TO DO: From the first line to the last, please print the entries exactly, omitting pictures.
○ ○ ○
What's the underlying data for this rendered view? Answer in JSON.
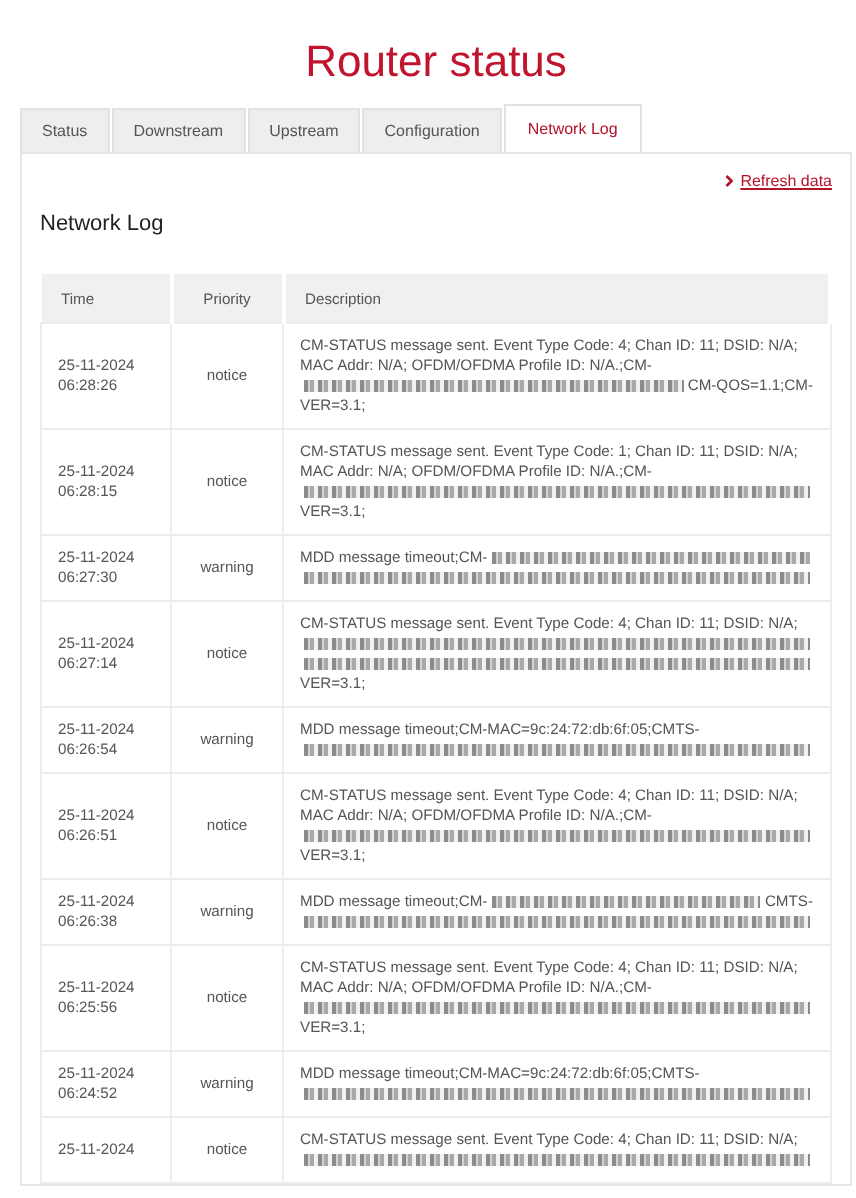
{
  "title": "Router status",
  "tabs": [
    {
      "label": "Status",
      "selected": false
    },
    {
      "label": "Downstream",
      "selected": false
    },
    {
      "label": "Upstream",
      "selected": false
    },
    {
      "label": "Configuration",
      "selected": false
    },
    {
      "label": "Network Log",
      "selected": true
    }
  ],
  "refresh_link": "Refresh data",
  "section_title": "Network Log",
  "table": {
    "columns": [
      "Time",
      "Priority",
      "Description"
    ],
    "rows": [
      {
        "time": "25-11-2024 06:28:26",
        "priority": "notice",
        "description": [
          [
            {
              "kind": "text",
              "text": "CM-STATUS message sent. Event Type Code: 4; Chan ID: 11; DSID: N/A;"
            }
          ],
          [
            {
              "kind": "text",
              "text": "MAC Addr: N/A; OFDM/OFDMA Profile ID: N/A.;CM-"
            }
          ],
          [
            {
              "kind": "redacted"
            },
            {
              "kind": "text",
              "text": "CM-QOS=1.1;CM-"
            }
          ],
          [
            {
              "kind": "text",
              "text": "VER=3.1;"
            }
          ]
        ]
      },
      {
        "time": "25-11-2024 06:28:15",
        "priority": "notice",
        "description": [
          [
            {
              "kind": "text",
              "text": "CM-STATUS message sent. Event Type Code: 1; Chan ID: 11; DSID: N/A;"
            }
          ],
          [
            {
              "kind": "text",
              "text": "MAC Addr: N/A; OFDM/OFDMA Profile ID: N/A.;CM-"
            }
          ],
          [
            {
              "kind": "redacted"
            }
          ],
          [
            {
              "kind": "text",
              "text": "VER=3.1;"
            }
          ]
        ]
      },
      {
        "time": "25-11-2024 06:27:30",
        "priority": "warning",
        "description": [
          [
            {
              "kind": "text",
              "text": "MDD message timeout;CM-"
            },
            {
              "kind": "redacted"
            }
          ],
          [
            {
              "kind": "redacted"
            }
          ]
        ]
      },
      {
        "time": "25-11-2024 06:27:14",
        "priority": "notice",
        "description": [
          [
            {
              "kind": "text",
              "text": "CM-STATUS message sent. Event Type Code: 4; Chan ID: 11; DSID: N/A;"
            }
          ],
          [
            {
              "kind": "redacted"
            }
          ],
          [
            {
              "kind": "redacted"
            }
          ],
          [
            {
              "kind": "text",
              "text": "VER=3.1;"
            }
          ]
        ]
      },
      {
        "time": "25-11-2024 06:26:54",
        "priority": "warning",
        "description": [
          [
            {
              "kind": "text",
              "text": "MDD message timeout;CM-MAC=9c:24:72:db:6f:05;CMTS-"
            }
          ],
          [
            {
              "kind": "redacted"
            }
          ]
        ]
      },
      {
        "time": "25-11-2024 06:26:51",
        "priority": "notice",
        "description": [
          [
            {
              "kind": "text",
              "text": "CM-STATUS message sent. Event Type Code: 4; Chan ID: 11; DSID: N/A;"
            }
          ],
          [
            {
              "kind": "text",
              "text": "MAC Addr: N/A; OFDM/OFDMA Profile ID: N/A.;CM-"
            }
          ],
          [
            {
              "kind": "redacted"
            }
          ],
          [
            {
              "kind": "text",
              "text": "VER=3.1;"
            }
          ]
        ]
      },
      {
        "time": "25-11-2024 06:26:38",
        "priority": "warning",
        "description": [
          [
            {
              "kind": "text",
              "text": "MDD message timeout;CM-"
            },
            {
              "kind": "redacted"
            },
            {
              "kind": "text",
              "text": "CMTS-"
            }
          ],
          [
            {
              "kind": "redacted"
            }
          ]
        ]
      },
      {
        "time": "25-11-2024 06:25:56",
        "priority": "notice",
        "description": [
          [
            {
              "kind": "text",
              "text": "CM-STATUS message sent. Event Type Code: 4; Chan ID: 11; DSID: N/A;"
            }
          ],
          [
            {
              "kind": "text",
              "text": "MAC Addr: N/A; OFDM/OFDMA Profile ID: N/A.;CM-"
            }
          ],
          [
            {
              "kind": "redacted"
            }
          ],
          [
            {
              "kind": "text",
              "text": "VER=3.1;"
            }
          ]
        ]
      },
      {
        "time": "25-11-2024 06:24:52",
        "priority": "warning",
        "description": [
          [
            {
              "kind": "text",
              "text": "MDD message timeout;CM-MAC=9c:24:72:db:6f:05;CMTS-"
            }
          ],
          [
            {
              "kind": "redacted"
            }
          ]
        ]
      },
      {
        "time": "25-11-2024",
        "priority": "notice",
        "description": [
          [
            {
              "kind": "text",
              "text": "CM-STATUS message sent. Event Type Code: 4; Chan ID: 11; DSID: N/A;"
            }
          ],
          [
            {
              "kind": "redacted"
            }
          ]
        ]
      }
    ]
  }
}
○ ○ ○
ANSWER SECTION:
What's the underlying data for this rendered view? Answer in JSON.
{
  "title": "Router status",
  "tabs": [
    {
      "label": "Status",
      "selected": false
    },
    {
      "label": "Downstream",
      "selected": false
    },
    {
      "label": "Upstream",
      "selected": false
    },
    {
      "label": "Configuration",
      "selected": false
    },
    {
      "label": "Network Log",
      "selected": true
    }
  ],
  "refresh_link": "Refresh data",
  "section_title": "Network Log",
  "table": {
    "columns": [
      "Time",
      "Priority",
      "Description"
    ],
    "rows": [
      {
        "time": "25-11-2024 06:28:26",
        "priority": "notice",
        "description": [
          [
            {
              "kind": "text",
              "text": "CM-STATUS message sent. Event Type Code: 4; Chan ID: 11; DSID: N/A;"
            }
          ],
          [
            {
              "kind": "text",
              "text": "MAC Addr: N/A; OFDM/OFDMA Profile ID: N/A.;CM-"
            }
          ],
          [
            {
              "kind": "redacted"
            },
            {
              "kind": "text",
              "text": "CM-QOS=1.1;CM-"
            }
          ],
          [
            {
              "kind": "text",
              "text": "VER=3.1;"
            }
          ]
        ]
      },
      {
        "time": "25-11-2024 06:28:15",
        "priority": "notice",
        "description": [
          [
            {
              "kind": "text",
              "text": "CM-STATUS message sent. Event Type Code: 1; Chan ID: 11; DSID: N/A;"
            }
          ],
          [
            {
              "kind": "text",
              "text": "MAC Addr: N/A; OFDM/OFDMA Profile ID: N/A.;CM-"
            }
          ],
          [
            {
              "kind": "redacted"
            }
          ],
          [
            {
              "kind": "text",
              "text": "VER=3.1;"
            }
          ]
        ]
      },
      {
        "time": "25-11-2024 06:27:30",
        "priority": "warning",
        "description": [
          [
            {
              "kind": "text",
              "text": "MDD message timeout;CM-"
            },
            {
              "kind": "redacted"
            }
          ],
          [
            {
              "kind": "redacted"
            }
          ]
        ]
      },
      {
        "time": "25-11-2024 06:27:14",
        "priority": "notice",
        "description": [
          [
            {
              "kind": "text",
              "text": "CM-STATUS message sent. Event Type Code: 4; Chan ID: 11; DSID: N/A;"
            }
          ],
          [
            {
              "kind": "redacted"
            }
          ],
          [
            {
              "kind": "redacted"
            }
          ],
          [
            {
              "kind": "text",
              "text": "VER=3.1;"
            }
          ]
        ]
      },
      {
        "time": "25-11-2024 06:26:54",
        "priority": "warning",
        "description": [
          [
            {
              "kind": "text",
              "text": "MDD message timeout;CM-MAC=9c:24:72:db:6f:05;CMTS-"
            }
          ],
          [
            {
              "kind": "redacted"
            }
          ]
        ]
      },
      {
        "time": "25-11-2024 06:26:51",
        "priority": "notice",
        "description": [
          [
            {
              "kind": "text",
              "text": "CM-STATUS message sent. Event Type Code: 4; Chan ID: 11; DSID: N/A;"
            }
          ],
          [
            {
              "kind": "text",
              "text": "MAC Addr: N/A; OFDM/OFDMA Profile ID: N/A.;CM-"
            }
          ],
          [
            {
              "kind": "redacted"
            }
          ],
          [
            {
              "kind": "text",
              "text": "VER=3.1;"
            }
          ]
        ]
      },
      {
        "time": "25-11-2024 06:26:38",
        "priority": "warning",
        "description": [
          [
            {
              "kind": "text",
              "text": "MDD message timeout;CM-"
            },
            {
              "kind": "redacted"
            },
            {
              "kind": "text",
              "text": "CMTS-"
            }
          ],
          [
            {
              "kind": "redacted"
            }
          ]
        ]
      },
      {
        "time": "25-11-2024 06:25:56",
        "priority": "notice",
        "description": [
          [
            {
              "kind": "text",
              "text": "CM-STATUS message sent. Event Type Code: 4; Chan ID: 11; DSID: N/A;"
            }
          ],
          [
            {
              "kind": "text",
              "text": "MAC Addr: N/A; OFDM/OFDMA Profile ID: N/A.;CM-"
            }
          ],
          [
            {
              "kind": "redacted"
            }
          ],
          [
            {
              "kind": "text",
              "text": "VER=3.1;"
            }
          ]
        ]
      },
      {
        "time": "25-11-2024 06:24:52",
        "priority": "warning",
        "description": [
          [
            {
              "kind": "text",
              "text": "MDD message timeout;CM-MAC=9c:24:72:db:6f:05;CMTS-"
            }
          ],
          [
            {
              "kind": "redacted"
            }
          ]
        ]
      },
      {
        "time": "25-11-2024",
        "priority": "notice",
        "description": [
          [
            {
              "kind": "text",
              "text": "CM-STATUS message sent. Event Type Code: 4; Chan ID: 11; DSID: N/A;"
            }
          ],
          [
            {
              "kind": "redacted"
            }
          ]
        ]
      }
    ]
  }
}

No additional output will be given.